La Nuova Musica
Bach's St John Passion at the Bristol Baroque Festival
- Article Type: | Blog |
The St John Passion tells the story of a brutal death. There’s betrayal, loss, bitterness, suffering, blood and tears. A crown of thorns is placed on an innocent man’s head, and he is nailed to a cross. It’s one of the most well known stories in Western history, but familiarity doesn’t make it any the less dramatic. And, although Bach never wrote an opera, it’s surely in his Passion settings that he channelled his genius for drama, word-painting and telling an emotionally gruelling story that should grip the listener.
So, for all its many virtues, it was disappointing that La Nuova Musica’s recent performance lacked that vital spark of theatre. For all the moments of beauty from this distinguished group of singers and instrumentalists, the Passion in this performance at St George’s, Bristol came across as sanitised, the blood shed left no stains and when Jesus uttered ‘Es ist vollbracht!’ – ‘It is finished’ – the words carried little weight.
They always had a tough task, choosing a small period orchestra with just single strings, and nine singers (including soloists). That’s not to say that concentrated intimacy can’t be as impactful as massed forces – the Dunedin Consort’s new John Passion recording being one just recent powerful example of how small can be beautiful. But in the turbulent opening chorus the bass was overpowering, giving it an earthy gutsiness, certainly, but also sounding unbalanced, a feeling that persisted throughout the performance.
Evangelist Simon Wall had a lovely natural direct tenor and narrated in unflustered fashion, though he seemed curiously distanced from the audience and action – even seeming blocked from us by his score. Of the soloists, Augusta Hebbert lit up the stage, with a clear, full-toned and flowing performance of the two-flute aria ‘Ich folge dir gleichfalls’. And her voice was well complemented by Ciara Hendrick’s burgundy alto, who sang the companion two-oboe aria ‘Von der Stricken meiner Sünden’, although without that final ounce of emotional depth.

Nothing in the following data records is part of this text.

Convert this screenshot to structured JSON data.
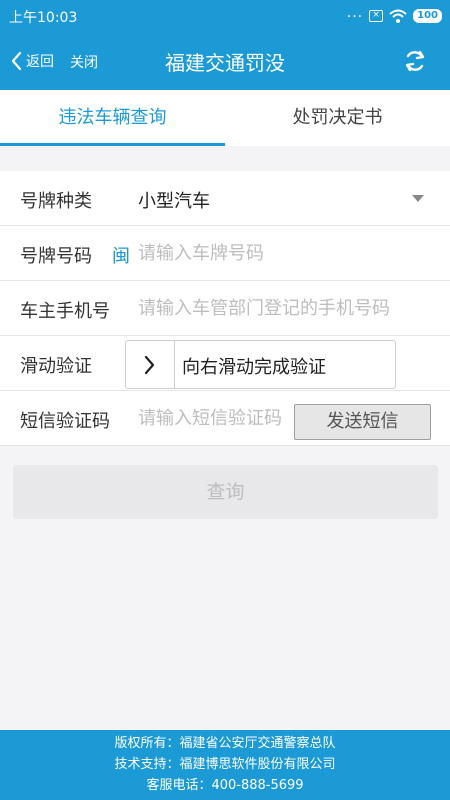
{
  "status_bar": {
    "time": "上午10:03",
    "dots": "...",
    "battery": "100",
    "icons": [
      "more-dots-icon",
      "sim-x-icon",
      "wifi-icon",
      "battery-icon"
    ]
  },
  "header": {
    "back_label": "返回",
    "close_label": "关闭",
    "title": "福建交通罚没",
    "refresh_icon": "refresh-icon"
  },
  "tabs": [
    {
      "label": "违法车辆查询",
      "active": true
    },
    {
      "label": "处罚决定书",
      "active": false
    }
  ],
  "form": {
    "plate_type": {
      "label": "号牌种类",
      "value": "小型汽车"
    },
    "plate_number": {
      "label": "号牌号码",
      "prefix": "闽",
      "placeholder": "请输入车牌号码"
    },
    "owner_phone": {
      "label": "车主手机号",
      "placeholder": "请输入车管部门登记的手机号码"
    },
    "slide_verify": {
      "label": "滑动验证",
      "text": "向右滑动完成验证"
    },
    "sms_code": {
      "label": "短信验证码",
      "placeholder": "请输入短信验证码",
      "button": "发送短信"
    }
  },
  "query_button": "查询",
  "footer": {
    "copyright": "版权所有：福建省公安厅交通警察总队",
    "tech_support": "技术支持：福建博思软件股份有限公司",
    "hotline": "客服电话：400-888-5699"
  },
  "colors": {
    "primary": "#1c9ad6",
    "background": "#f4f4f6",
    "disabled_button": "#e8e8ea"
  }
}
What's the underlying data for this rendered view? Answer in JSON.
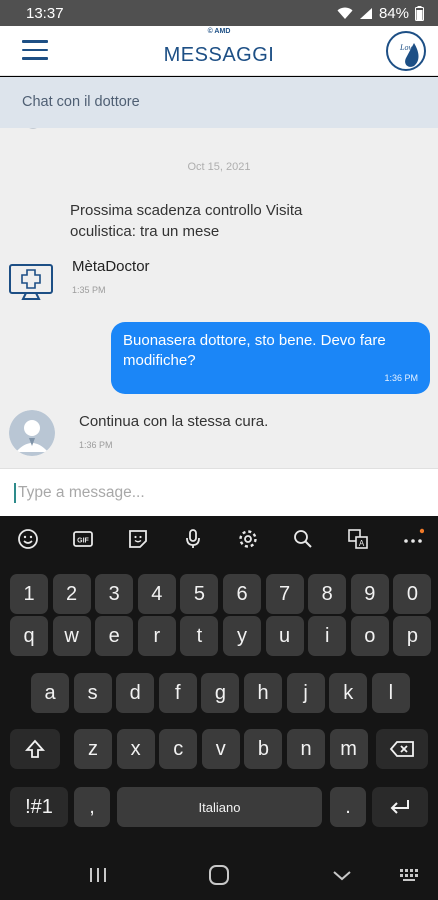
{
  "status_bar": {
    "time": "13:37",
    "battery": "84%",
    "icons": [
      "wifi-icon",
      "signal-icon",
      "battery-icon"
    ]
  },
  "header": {
    "brand": "© AMD",
    "title": "MESSAGGI",
    "logo_text": "Low",
    "menu_icon": "hamburger-menu-icon"
  },
  "subheader": {
    "label": "Chat con il dottore"
  },
  "chat": {
    "date_separator": "Oct 15, 2021",
    "system_message": "Prossima scadenza controllo Visita oculistica: tra un mese",
    "sender_name": "MètaDoctor",
    "sender_time": "1:35 PM",
    "outgoing": {
      "text": "Buonasera dottore, sto bene. Devo fare modifiche?",
      "time": "1:36 PM"
    },
    "incoming": {
      "text": "Continua con la stessa cura.",
      "time": "1:36 PM"
    }
  },
  "input": {
    "placeholder": "Type a message..."
  },
  "keyboard": {
    "toolbar": [
      "emoji-icon",
      "gif-icon",
      "sticker-icon",
      "microphone-icon",
      "settings-gear-icon",
      "search-icon",
      "translate-icon",
      "more-icon"
    ],
    "row_numbers": [
      "1",
      "2",
      "3",
      "4",
      "5",
      "6",
      "7",
      "8",
      "9",
      "0"
    ],
    "row_top": [
      "q",
      "w",
      "e",
      "r",
      "t",
      "y",
      "u",
      "i",
      "o",
      "p"
    ],
    "row_mid": [
      "a",
      "s",
      "d",
      "f",
      "g",
      "h",
      "j",
      "k",
      "l"
    ],
    "row_bottom": [
      "z",
      "x",
      "c",
      "v",
      "b",
      "n",
      "m"
    ],
    "symbols_key": "!#1",
    "comma_key": ",",
    "space_label": "Italiano",
    "period_key": "."
  },
  "colors": {
    "primary": "#1d4f85",
    "bubble": "#1b86f7",
    "subheader_bg": "#dde4ec",
    "chat_bg": "#efefef"
  }
}
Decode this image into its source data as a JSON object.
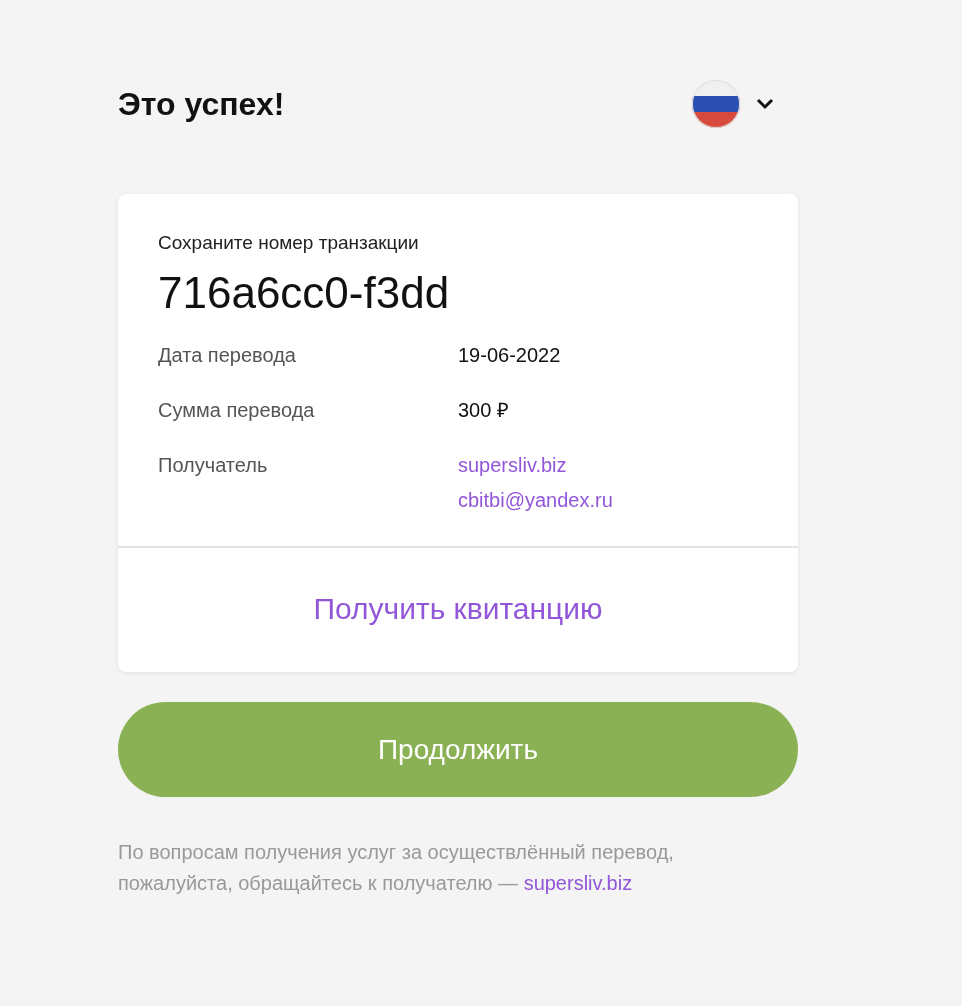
{
  "title": "Это успех!",
  "card": {
    "caption": "Сохраните номер транзакции",
    "transaction_id": "716a6cc0-f3dd",
    "rows": [
      {
        "kind": "text",
        "label": "Дата перевода",
        "value": "19-06-2022"
      },
      {
        "kind": "text",
        "label": "Сумма перевода",
        "value": "300 ₽"
      },
      {
        "kind": "links",
        "label": "Получатель",
        "links": [
          "supersliv.biz",
          "cbitbi@yandex.ru"
        ]
      }
    ],
    "receipt_link": "Получить квитанцию"
  },
  "continue_button": "Продолжить",
  "footer": {
    "text": "По вопросам получения услуг за осуществлённый перевод, пожалуйста, обращайтесь к получателю —",
    "link": "supersliv.biz"
  }
}
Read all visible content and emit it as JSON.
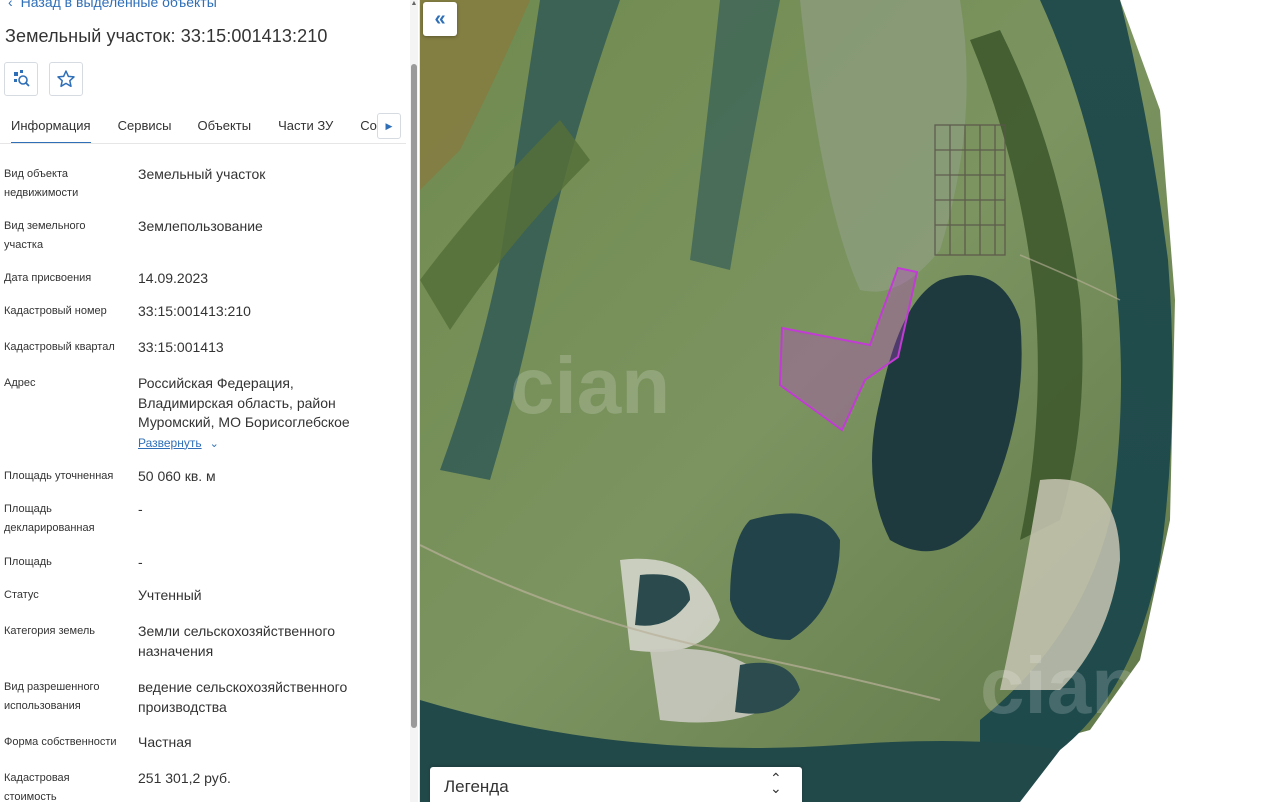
{
  "panel": {
    "back_link": "Назад в выделенные объекты",
    "title": "Земельный участок: 33:15:001413:210",
    "tabs": [
      {
        "label": "Информация",
        "active": true
      },
      {
        "label": "Сервисы",
        "active": false
      },
      {
        "label": "Объекты",
        "active": false
      },
      {
        "label": "Части ЗУ",
        "active": false
      },
      {
        "label": "Соста",
        "active": false
      }
    ],
    "properties": [
      {
        "label": "Вид объекта недвижимости",
        "value": "Земельный участок"
      },
      {
        "label": "Вид земельного участка",
        "value": "Землепользование"
      },
      {
        "label": "Дата присвоения",
        "value": "14.09.2023"
      },
      {
        "label": "Кадастровый номер",
        "value": "33:15:001413:210"
      },
      {
        "label": "Кадастровый квартал",
        "value": "33:15:001413"
      },
      {
        "label": "Адрес",
        "value": "Российская Федерация, Владимирская область, район Муромский, МО Борисоглебское",
        "action": "Развернуть"
      },
      {
        "label": "Площадь уточненная",
        "value": "50 060 кв. м"
      },
      {
        "label": "Площадь декларированная",
        "value": "-"
      },
      {
        "label": "Площадь",
        "value": "-"
      },
      {
        "label": "Статус",
        "value": "Учтенный"
      },
      {
        "label": "Категория земель",
        "value": "Земли сельскохозяйственного назначения"
      },
      {
        "label": "Вид разрешенного использования",
        "value": "ведение сельскохозяйственного производства"
      },
      {
        "label": "Форма собственности",
        "value": "Частная"
      },
      {
        "label": "Кадастровая стоимость",
        "value": "251 301,2 руб."
      }
    ]
  },
  "map": {
    "legend_label": "Легенда",
    "parcel_color": "#c13bd4"
  },
  "icons": {
    "back": "chevron-left-icon",
    "locate": "locate-on-map-icon",
    "favorite": "star-icon",
    "collapse": "double-chevron-left-icon",
    "legend_toggle": "sort-arrows-icon"
  }
}
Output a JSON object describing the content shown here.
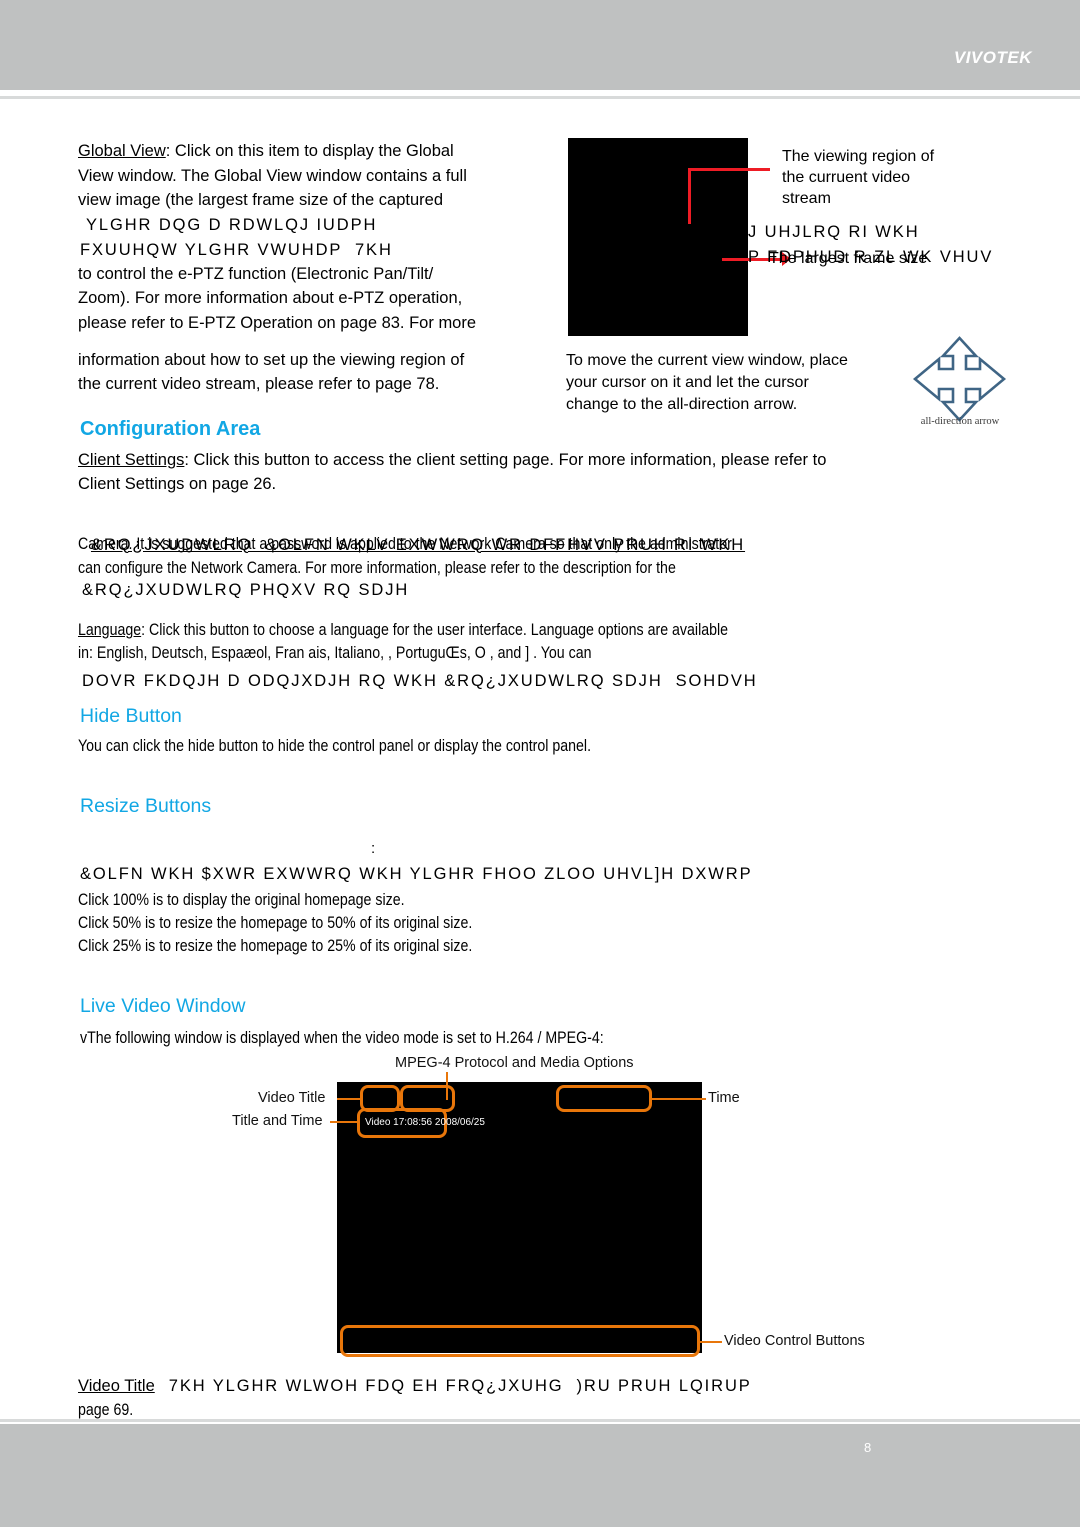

There was raw gusto and some rough edges from the unnamed tenor replacing Thomas Herford, while James Arthur had a resonant rich bass and as Pilate, Timothy Dickinson’s stage presence added a much-needed note of drama. But as a choir, the singers’ interjections of ‘crucify him’ seemed tame and the unrelenting sweep of their scenes were rushed.
Of course, there is scope for meditation and contemplation in this Passion, and in those instances the sonorous beauty of the singing shone through. And there were moments when David Bates upped the drama: the opening chorus simmered with tension thanks to the expansive crescendos and hissing 's's. But fast tempos in many places, including the chorales, seemed to be used as a shortcut to excitement. Next time, well, just a little more heartfelt passion please.